About Author

Matthew C. Keegan

Matt Keegan is a freelance writer and editor as well as publisher of "Auto Trends Magazine", an online publication.

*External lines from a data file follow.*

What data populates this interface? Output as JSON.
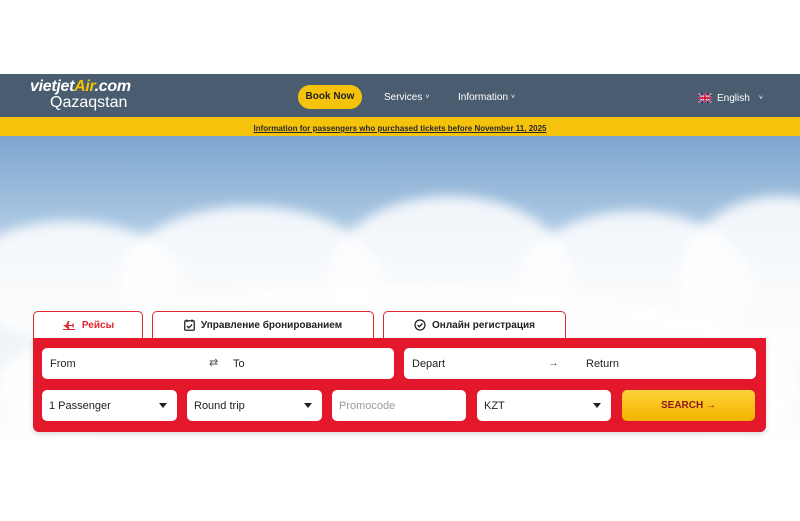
{
  "brand": {
    "logo_text": "vietjetAir.com",
    "logo_text_main": "vietjet",
    "logo_text_air": "Air",
    "logo_text_tail": ".com",
    "region": "Qazaqstan",
    "header_color": "#4a5d70",
    "accent_yellow": "#f5c20c",
    "accent_red": "#e3182b"
  },
  "nav": {
    "book_now": "Book Now",
    "services": "Services",
    "information": "Information",
    "chevron_icon": "chevron-down-icon",
    "language": "English",
    "language_flag_icon": "uk-flag-icon"
  },
  "notice": {
    "text": "Information for passengers who purchased tickets before November 11, 2025"
  },
  "tabs": [
    {
      "label": "Рейсы",
      "icon": "airplane-icon",
      "active": true
    },
    {
      "label": "Управление бронированием",
      "icon": "calendar-check-icon",
      "active": false
    },
    {
      "label": "Онлайн регистрация",
      "icon": "check-circle-icon",
      "active": false
    }
  ],
  "search": {
    "from_placeholder": "From",
    "swap_icon": "⇄",
    "to_placeholder": "To",
    "depart_placeholder": "Depart",
    "date_arrow_icon": "→",
    "return_placeholder": "Return",
    "passengers_value": "1 Passenger",
    "trip_type_value": "Round trip",
    "promocode_placeholder": "Promocode",
    "currency_value": "KZT",
    "search_button": "SEARCH →"
  }
}
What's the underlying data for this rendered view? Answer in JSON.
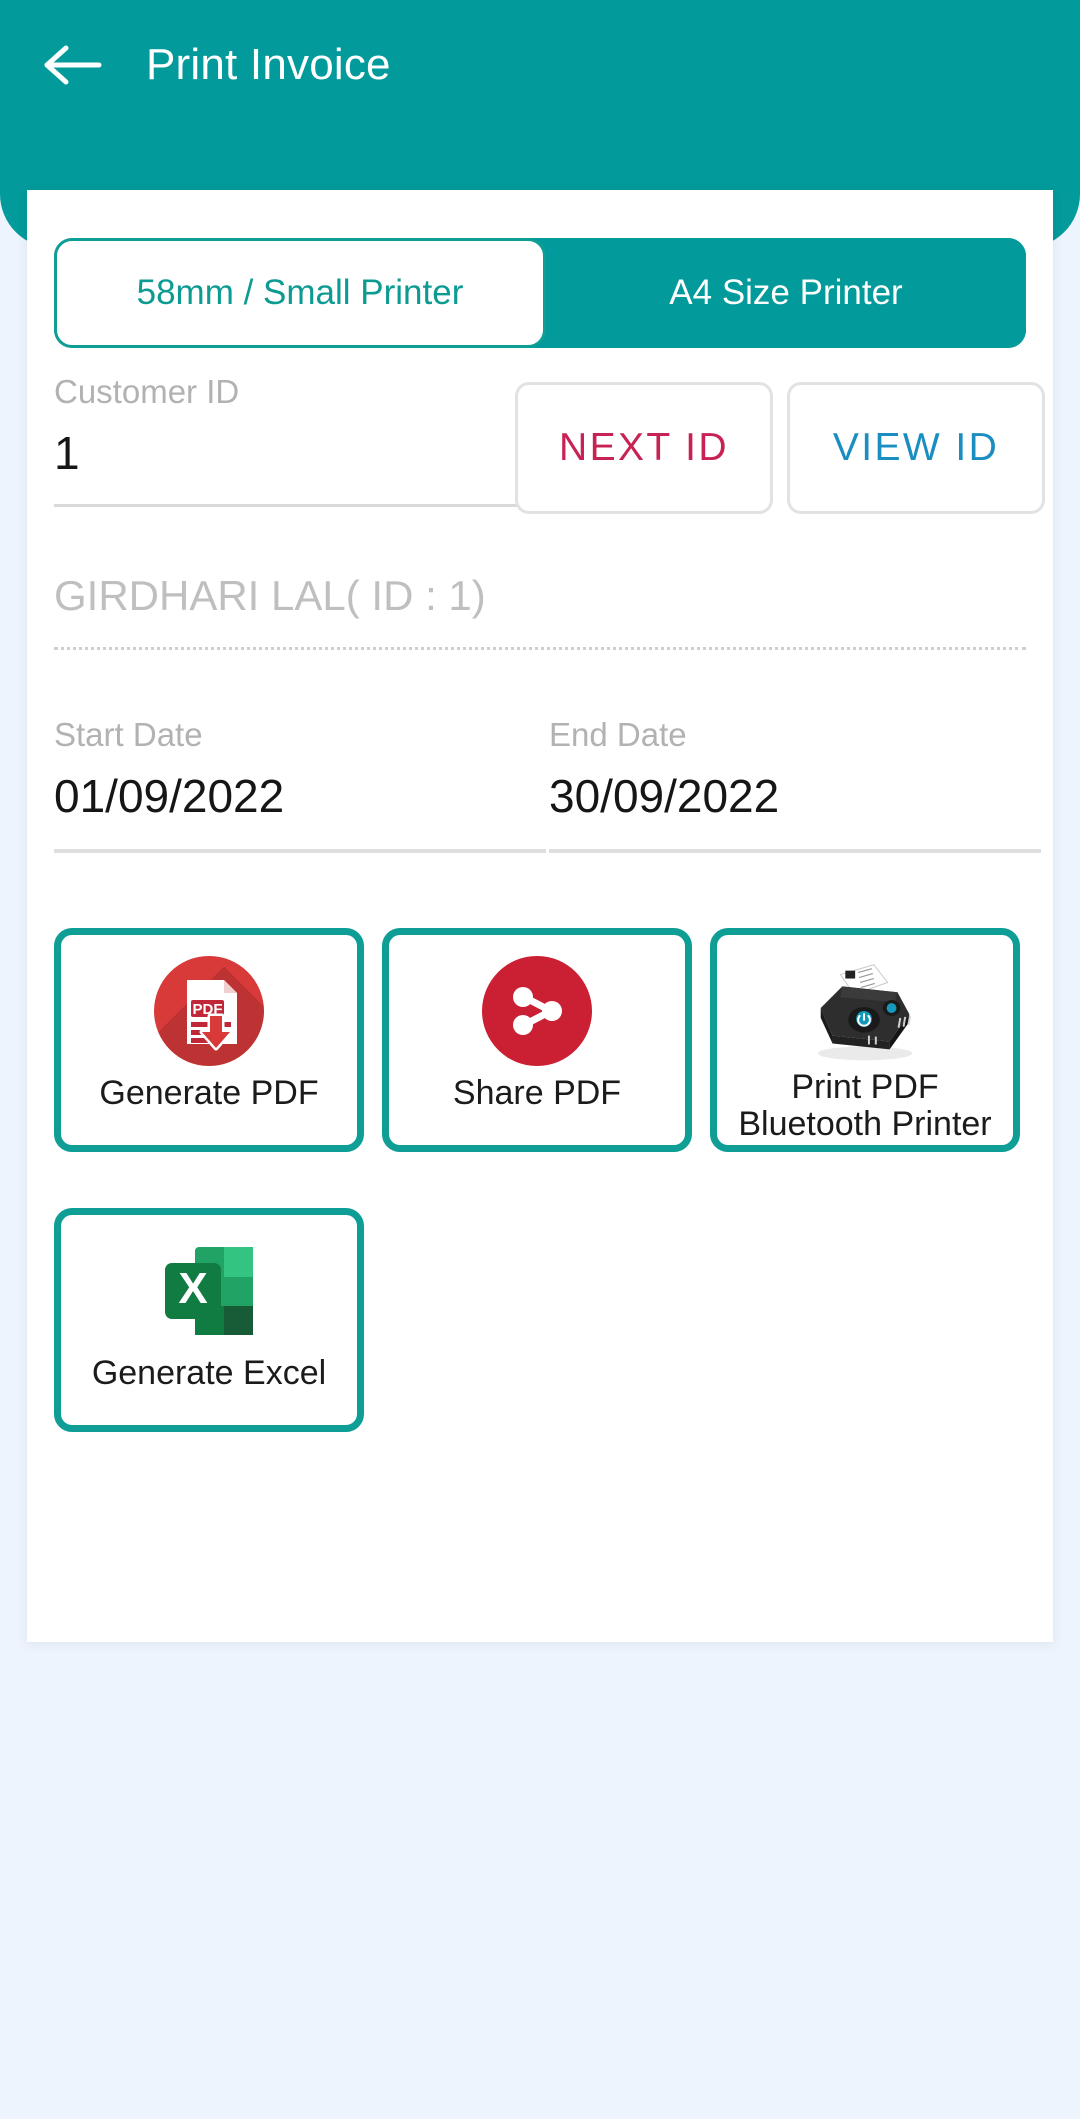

Matt covers campus, consumer, business and financial topics on various websites and weblogs, and has been published in the "Houston Chronicle", "Sam's Club Magazine" and "Wisconsin Golfer".